**Your goal**
Give the count of lines below that include the word "label", and say nothing else.

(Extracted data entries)
———
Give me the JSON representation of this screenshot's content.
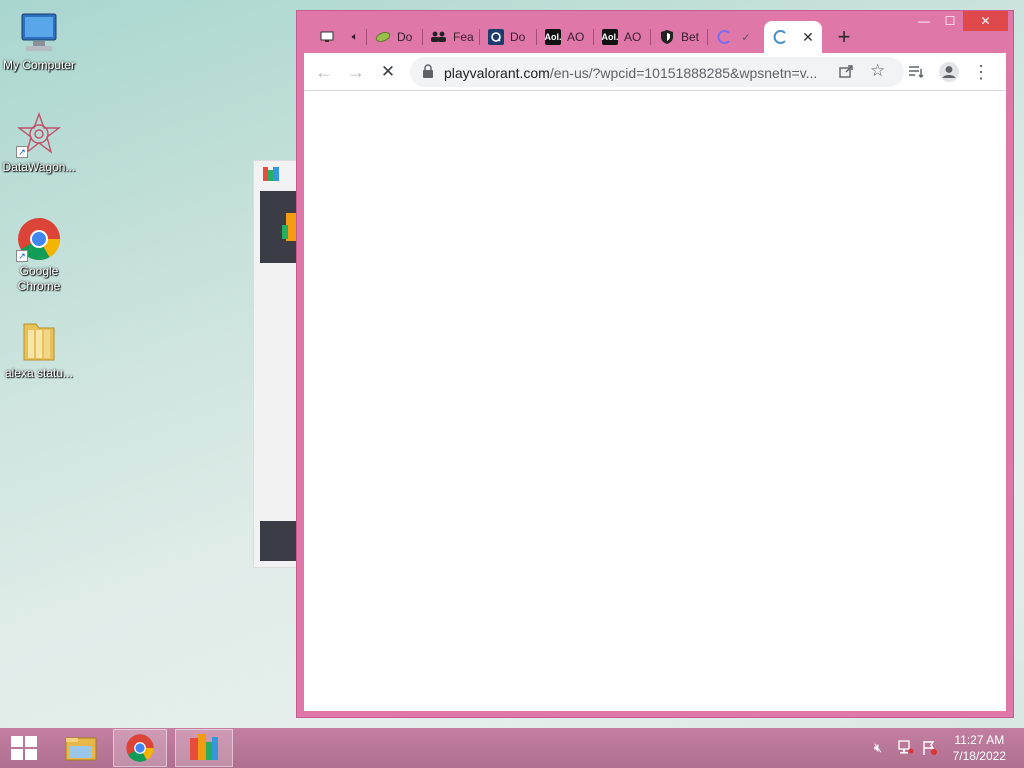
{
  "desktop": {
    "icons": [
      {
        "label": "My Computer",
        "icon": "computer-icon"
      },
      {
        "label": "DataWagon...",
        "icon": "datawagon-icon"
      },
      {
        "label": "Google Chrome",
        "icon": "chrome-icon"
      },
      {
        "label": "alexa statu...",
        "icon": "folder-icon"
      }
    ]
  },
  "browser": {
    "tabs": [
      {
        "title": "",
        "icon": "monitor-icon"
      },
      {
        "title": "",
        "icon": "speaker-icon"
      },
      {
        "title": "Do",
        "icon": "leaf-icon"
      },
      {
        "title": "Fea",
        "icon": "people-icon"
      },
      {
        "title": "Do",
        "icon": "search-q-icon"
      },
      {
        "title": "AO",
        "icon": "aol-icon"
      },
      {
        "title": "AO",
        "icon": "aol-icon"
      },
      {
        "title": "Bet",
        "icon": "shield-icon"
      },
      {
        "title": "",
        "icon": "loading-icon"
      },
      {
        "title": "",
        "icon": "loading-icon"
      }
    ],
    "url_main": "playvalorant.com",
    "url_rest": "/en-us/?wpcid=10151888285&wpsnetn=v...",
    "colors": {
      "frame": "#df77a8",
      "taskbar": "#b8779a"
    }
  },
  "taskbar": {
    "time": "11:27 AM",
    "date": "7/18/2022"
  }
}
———
**Answer below**
4